--- Working data ---

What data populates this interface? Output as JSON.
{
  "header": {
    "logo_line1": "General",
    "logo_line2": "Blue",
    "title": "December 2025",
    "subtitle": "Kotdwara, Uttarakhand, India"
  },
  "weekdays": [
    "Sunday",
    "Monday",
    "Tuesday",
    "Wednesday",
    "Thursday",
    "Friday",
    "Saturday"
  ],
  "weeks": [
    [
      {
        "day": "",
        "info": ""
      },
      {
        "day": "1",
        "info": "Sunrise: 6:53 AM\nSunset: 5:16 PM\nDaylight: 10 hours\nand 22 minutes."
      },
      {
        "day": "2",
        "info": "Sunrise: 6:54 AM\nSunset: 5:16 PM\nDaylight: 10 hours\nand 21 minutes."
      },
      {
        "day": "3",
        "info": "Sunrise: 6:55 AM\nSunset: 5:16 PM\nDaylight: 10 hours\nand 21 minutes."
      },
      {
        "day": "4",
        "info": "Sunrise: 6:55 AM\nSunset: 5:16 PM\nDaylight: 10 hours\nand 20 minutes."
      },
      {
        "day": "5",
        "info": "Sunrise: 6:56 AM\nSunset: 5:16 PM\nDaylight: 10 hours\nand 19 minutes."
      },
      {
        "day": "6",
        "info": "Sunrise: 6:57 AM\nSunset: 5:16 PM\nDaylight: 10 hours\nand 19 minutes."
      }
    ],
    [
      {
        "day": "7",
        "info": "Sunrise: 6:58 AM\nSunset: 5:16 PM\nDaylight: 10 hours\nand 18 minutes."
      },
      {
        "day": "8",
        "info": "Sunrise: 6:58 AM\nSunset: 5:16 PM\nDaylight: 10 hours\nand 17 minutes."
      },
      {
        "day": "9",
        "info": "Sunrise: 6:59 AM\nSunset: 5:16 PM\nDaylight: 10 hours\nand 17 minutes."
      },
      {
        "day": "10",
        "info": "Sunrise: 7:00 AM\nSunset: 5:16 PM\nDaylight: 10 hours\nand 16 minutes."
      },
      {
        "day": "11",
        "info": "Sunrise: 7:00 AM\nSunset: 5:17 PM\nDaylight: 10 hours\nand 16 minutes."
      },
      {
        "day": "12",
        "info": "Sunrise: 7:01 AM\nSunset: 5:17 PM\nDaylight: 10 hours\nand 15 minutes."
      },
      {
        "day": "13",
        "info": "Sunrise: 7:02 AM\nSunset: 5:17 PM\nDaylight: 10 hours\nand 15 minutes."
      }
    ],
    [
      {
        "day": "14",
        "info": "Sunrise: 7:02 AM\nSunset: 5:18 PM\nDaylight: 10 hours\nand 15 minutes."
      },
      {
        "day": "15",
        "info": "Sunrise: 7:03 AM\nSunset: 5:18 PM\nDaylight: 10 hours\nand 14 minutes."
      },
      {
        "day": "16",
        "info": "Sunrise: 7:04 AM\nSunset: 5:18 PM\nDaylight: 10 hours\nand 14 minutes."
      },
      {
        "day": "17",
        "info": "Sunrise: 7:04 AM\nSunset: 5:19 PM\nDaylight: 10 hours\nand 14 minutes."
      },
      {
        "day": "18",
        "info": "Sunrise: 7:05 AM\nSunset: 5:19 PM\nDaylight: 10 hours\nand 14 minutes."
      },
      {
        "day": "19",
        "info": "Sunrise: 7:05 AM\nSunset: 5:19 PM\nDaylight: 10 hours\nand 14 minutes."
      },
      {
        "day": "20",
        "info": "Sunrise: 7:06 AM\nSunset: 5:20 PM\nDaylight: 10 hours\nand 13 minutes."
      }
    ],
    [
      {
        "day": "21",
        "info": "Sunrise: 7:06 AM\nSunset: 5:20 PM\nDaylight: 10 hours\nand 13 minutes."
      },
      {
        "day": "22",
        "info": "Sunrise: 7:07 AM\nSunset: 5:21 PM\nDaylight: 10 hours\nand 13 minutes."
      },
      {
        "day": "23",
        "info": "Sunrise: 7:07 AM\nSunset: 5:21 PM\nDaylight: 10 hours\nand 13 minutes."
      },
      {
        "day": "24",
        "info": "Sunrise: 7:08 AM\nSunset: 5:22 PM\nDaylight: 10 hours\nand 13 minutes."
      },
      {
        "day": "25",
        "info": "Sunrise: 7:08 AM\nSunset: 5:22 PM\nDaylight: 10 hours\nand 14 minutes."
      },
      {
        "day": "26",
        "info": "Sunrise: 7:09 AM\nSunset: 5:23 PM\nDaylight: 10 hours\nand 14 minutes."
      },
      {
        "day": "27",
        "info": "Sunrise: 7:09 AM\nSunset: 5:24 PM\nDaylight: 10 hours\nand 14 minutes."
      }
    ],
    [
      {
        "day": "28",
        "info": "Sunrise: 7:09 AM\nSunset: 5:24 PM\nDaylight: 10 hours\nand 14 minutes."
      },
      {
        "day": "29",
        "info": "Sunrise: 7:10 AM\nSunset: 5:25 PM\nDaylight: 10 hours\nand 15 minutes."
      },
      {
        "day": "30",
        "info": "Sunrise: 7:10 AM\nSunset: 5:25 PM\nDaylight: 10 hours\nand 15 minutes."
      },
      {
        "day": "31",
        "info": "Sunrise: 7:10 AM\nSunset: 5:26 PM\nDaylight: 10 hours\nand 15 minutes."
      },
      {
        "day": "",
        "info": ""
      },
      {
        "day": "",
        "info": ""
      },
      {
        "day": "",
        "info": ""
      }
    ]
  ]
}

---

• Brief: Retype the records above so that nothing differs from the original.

• Answer to this problem:
What data populates this interface? Output as JSON.
{
  "header": {
    "logo_line1": "General",
    "logo_line2": "Blue",
    "title": "December 2025",
    "subtitle": "Kotdwara, Uttarakhand, India"
  },
  "weekdays": [
    "Sunday",
    "Monday",
    "Tuesday",
    "Wednesday",
    "Thursday",
    "Friday",
    "Saturday"
  ],
  "weeks": [
    [
      {
        "day": "",
        "info": ""
      },
      {
        "day": "1",
        "info": "Sunrise: 6:53 AM\nSunset: 5:16 PM\nDaylight: 10 hours\nand 22 minutes."
      },
      {
        "day": "2",
        "info": "Sunrise: 6:54 AM\nSunset: 5:16 PM\nDaylight: 10 hours\nand 21 minutes."
      },
      {
        "day": "3",
        "info": "Sunrise: 6:55 AM\nSunset: 5:16 PM\nDaylight: 10 hours\nand 21 minutes."
      },
      {
        "day": "4",
        "info": "Sunrise: 6:55 AM\nSunset: 5:16 PM\nDaylight: 10 hours\nand 20 minutes."
      },
      {
        "day": "5",
        "info": "Sunrise: 6:56 AM\nSunset: 5:16 PM\nDaylight: 10 hours\nand 19 minutes."
      },
      {
        "day": "6",
        "info": "Sunrise: 6:57 AM\nSunset: 5:16 PM\nDaylight: 10 hours\nand 19 minutes."
      }
    ],
    [
      {
        "day": "7",
        "info": "Sunrise: 6:58 AM\nSunset: 5:16 PM\nDaylight: 10 hours\nand 18 minutes."
      },
      {
        "day": "8",
        "info": "Sunrise: 6:58 AM\nSunset: 5:16 PM\nDaylight: 10 hours\nand 17 minutes."
      },
      {
        "day": "9",
        "info": "Sunrise: 6:59 AM\nSunset: 5:16 PM\nDaylight: 10 hours\nand 17 minutes."
      },
      {
        "day": "10",
        "info": "Sunrise: 7:00 AM\nSunset: 5:16 PM\nDaylight: 10 hours\nand 16 minutes."
      },
      {
        "day": "11",
        "info": "Sunrise: 7:00 AM\nSunset: 5:17 PM\nDaylight: 10 hours\nand 16 minutes."
      },
      {
        "day": "12",
        "info": "Sunrise: 7:01 AM\nSunset: 5:17 PM\nDaylight: 10 hours\nand 15 minutes."
      },
      {
        "day": "13",
        "info": "Sunrise: 7:02 AM\nSunset: 5:17 PM\nDaylight: 10 hours\nand 15 minutes."
      }
    ],
    [
      {
        "day": "14",
        "info": "Sunrise: 7:02 AM\nSunset: 5:18 PM\nDaylight: 10 hours\nand 15 minutes."
      },
      {
        "day": "15",
        "info": "Sunrise: 7:03 AM\nSunset: 5:18 PM\nDaylight: 10 hours\nand 14 minutes."
      },
      {
        "day": "16",
        "info": "Sunrise: 7:04 AM\nSunset: 5:18 PM\nDaylight: 10 hours\nand 14 minutes."
      },
      {
        "day": "17",
        "info": "Sunrise: 7:04 AM\nSunset: 5:19 PM\nDaylight: 10 hours\nand 14 minutes."
      },
      {
        "day": "18",
        "info": "Sunrise: 7:05 AM\nSunset: 5:19 PM\nDaylight: 10 hours\nand 14 minutes."
      },
      {
        "day": "19",
        "info": "Sunrise: 7:05 AM\nSunset: 5:19 PM\nDaylight: 10 hours\nand 14 minutes."
      },
      {
        "day": "20",
        "info": "Sunrise: 7:06 AM\nSunset: 5:20 PM\nDaylight: 10 hours\nand 13 minutes."
      }
    ],
    [
      {
        "day": "21",
        "info": "Sunrise: 7:06 AM\nSunset: 5:20 PM\nDaylight: 10 hours\nand 13 minutes."
      },
      {
        "day": "22",
        "info": "Sunrise: 7:07 AM\nSunset: 5:21 PM\nDaylight: 10 hours\nand 13 minutes."
      },
      {
        "day": "23",
        "info": "Sunrise: 7:07 AM\nSunset: 5:21 PM\nDaylight: 10 hours\nand 13 minutes."
      },
      {
        "day": "24",
        "info": "Sunrise: 7:08 AM\nSunset: 5:22 PM\nDaylight: 10 hours\nand 13 minutes."
      },
      {
        "day": "25",
        "info": "Sunrise: 7:08 AM\nSunset: 5:22 PM\nDaylight: 10 hours\nand 14 minutes."
      },
      {
        "day": "26",
        "info": "Sunrise: 7:09 AM\nSunset: 5:23 PM\nDaylight: 10 hours\nand 14 minutes."
      },
      {
        "day": "27",
        "info": "Sunrise: 7:09 AM\nSunset: 5:24 PM\nDaylight: 10 hours\nand 14 minutes."
      }
    ],
    [
      {
        "day": "28",
        "info": "Sunrise: 7:09 AM\nSunset: 5:24 PM\nDaylight: 10 hours\nand 14 minutes."
      },
      {
        "day": "29",
        "info": "Sunrise: 7:10 AM\nSunset: 5:25 PM\nDaylight: 10 hours\nand 15 minutes."
      },
      {
        "day": "30",
        "info": "Sunrise: 7:10 AM\nSunset: 5:25 PM\nDaylight: 10 hours\nand 15 minutes."
      },
      {
        "day": "31",
        "info": "Sunrise: 7:10 AM\nSunset: 5:26 PM\nDaylight: 10 hours\nand 15 minutes."
      },
      {
        "day": "",
        "info": ""
      },
      {
        "day": "",
        "info": ""
      },
      {
        "day": "",
        "info": ""
      }
    ]
  ]
}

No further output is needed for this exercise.